The Rim fire became personal for Fresnans on Friday when smoke from the massive blaze blew into town.
But while much of Fresno stewed in hazy conditions, the western and eastern sides of the Valley were not as affected, said Brian Ochs, a National Weather Service meteorologist.
The Rim fire has burned more than 200,000 acres near Yosemite National Park. Most of the smoke from that blaze -- one of the biggest in state history -- has been blowing northward away from the central San Joaquin Valley since it began Aug. 17.
But Ochs said downsloping breezes off the Sierra on Thursday night and Friday morning pushed the smoke toward Fresno and areas south.
He described it as a narrow band through the middle of the Valley, with the west and east sides of the region less affected.
At one point Friday afternoon, visibility at Fresno Yosemite International Airport was reduced to four miles. By comparison, Lemoore had 10 miles of visibility.
"There probably will be some smoke that drifts down (into the Valley) in the late night and early morning," Ochs said. "It's kind of hard to say when and how long that will last exactly. Basically, at least through the Labor Day weekend and likely into next week."
Ochs noted dense smoke advisories remain in place at Lake Tahoe and Reno, which have been hit hard by air pollution caused by the Rim fire.
For the latest air quality reports, check the San Joaquin Valley Air Pollution Control District's Real-time Air Advisory Network page.
Fresno Fire Department was called out to about 20 calls of smoke from residents worried that there was a fire burning in their neighborhoods. Capt. Brad Driscoll said those calls went to the 911 dispatch. Many of the calls were early Friday afternoon, he said.
"If it's a fire, we want to tell people not to hesitate to call," he said.
American Ambulance, which dispatches for several fire departments in Fresno County and ambulance companies in Fresno, Madera and Kings counties, said there was a surge in "smoke check" calls and an uptick in respiratory ailments.
On average, the ambulance companies get 45 to 50 calls a day for breathing problems. By 3 p.m., American Ambulance reported 34 calls for breathing problems.
"At this point, I wouldn't say a significant jump, but we've seen a spike," said Jaime Martin, director of communications for American Ambulance.
The San Joaquin Valley Air Pollution Control District advised that outdoor activities requiring considerable exertion be changed or moved inside.
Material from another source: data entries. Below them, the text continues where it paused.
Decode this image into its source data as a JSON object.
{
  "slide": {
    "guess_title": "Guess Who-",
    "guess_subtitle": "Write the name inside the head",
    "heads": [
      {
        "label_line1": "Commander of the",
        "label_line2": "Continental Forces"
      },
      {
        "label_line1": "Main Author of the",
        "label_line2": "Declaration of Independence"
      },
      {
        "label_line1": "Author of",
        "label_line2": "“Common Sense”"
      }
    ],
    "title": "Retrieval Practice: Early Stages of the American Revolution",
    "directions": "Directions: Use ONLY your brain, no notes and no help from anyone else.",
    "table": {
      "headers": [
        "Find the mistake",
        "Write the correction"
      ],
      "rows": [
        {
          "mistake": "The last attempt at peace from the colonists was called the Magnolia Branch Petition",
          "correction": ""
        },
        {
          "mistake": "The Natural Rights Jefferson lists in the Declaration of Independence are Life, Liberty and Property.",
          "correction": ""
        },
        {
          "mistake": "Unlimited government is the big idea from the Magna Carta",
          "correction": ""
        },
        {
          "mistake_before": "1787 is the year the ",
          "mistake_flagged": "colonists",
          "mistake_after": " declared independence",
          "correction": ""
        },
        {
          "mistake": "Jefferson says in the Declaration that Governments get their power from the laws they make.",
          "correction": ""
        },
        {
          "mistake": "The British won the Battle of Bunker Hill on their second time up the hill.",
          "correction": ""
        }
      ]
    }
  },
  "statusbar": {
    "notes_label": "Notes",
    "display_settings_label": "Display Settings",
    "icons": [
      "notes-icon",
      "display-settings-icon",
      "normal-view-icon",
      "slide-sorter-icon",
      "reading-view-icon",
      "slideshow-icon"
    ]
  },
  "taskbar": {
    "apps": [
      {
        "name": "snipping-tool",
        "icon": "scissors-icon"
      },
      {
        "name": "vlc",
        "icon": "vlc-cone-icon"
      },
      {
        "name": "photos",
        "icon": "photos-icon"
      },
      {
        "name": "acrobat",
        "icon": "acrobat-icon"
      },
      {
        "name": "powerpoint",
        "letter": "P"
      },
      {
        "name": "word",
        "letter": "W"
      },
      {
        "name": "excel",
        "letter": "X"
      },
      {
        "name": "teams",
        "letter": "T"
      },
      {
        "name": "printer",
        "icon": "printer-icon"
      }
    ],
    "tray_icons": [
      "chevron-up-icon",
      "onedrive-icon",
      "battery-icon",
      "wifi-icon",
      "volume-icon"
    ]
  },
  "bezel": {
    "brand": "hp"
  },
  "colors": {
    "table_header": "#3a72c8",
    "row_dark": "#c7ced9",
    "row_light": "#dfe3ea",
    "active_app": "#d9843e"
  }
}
The air district fielded calls from a half dozen schools in Fresno, said district spokeswoman Heather Heinks. "Most were needing some professional confirmation of what they thought they should do."
At of 3 p.m. Friday, air in southeast Fresno was classified as unhealthy for all groups by the air district. Air monitors in Clovis, central and north Fresno classified air as unhealthy for sensitive groups.
Regardless of the forecast, Heinks said, if the air appears unhealthy, it probably is. Air monitors don't pick up conditions in all parts of the city, and air quality could be worse than what is being reported, she said.
Smoke from fires produces fine-particulate matter (PM2.5), which can cause serious health problems, including lung disease, asthma attacks and increased risk of heart attacks and stroke.
Poor air quality caused Fresno Unified School District to cancel elementary school and middle school practices, games and outdoor activities. Indoor practices were unaffected.
High school athletics were not canceled. But Fresno Unified officials were monitoring air quality.
All Central Unified outdoor events Friday were canceled. But Central High's football games at Hanford went on, Hanford Joint Union High School District officials said.
Clovis Unified officials were monitoring air quality readings to make sure it was safe to play. The district canceled all elementary school practices as of 3:30 p.m. Friday after further consultations with the air district, spokeswoman Kelly Avants said. Freshman football games were delayed until 5 p.m.
School officials in Madera and Visalia said conditions were good there and the games went on as scheduled.
Coming in Sunday's Bee
Bee environmental reporter Mark Grossi talks to experts about how the Rim fire exploded into one of the biggest wildfires in state history.
Staff writers Mark Grossi, Marc Benjamin and Lewis Griswold contributed to this report. The reporter can be reached at (559) 441-6386, firstname.lastname@example.org or @CarmenGeorge on Twitter.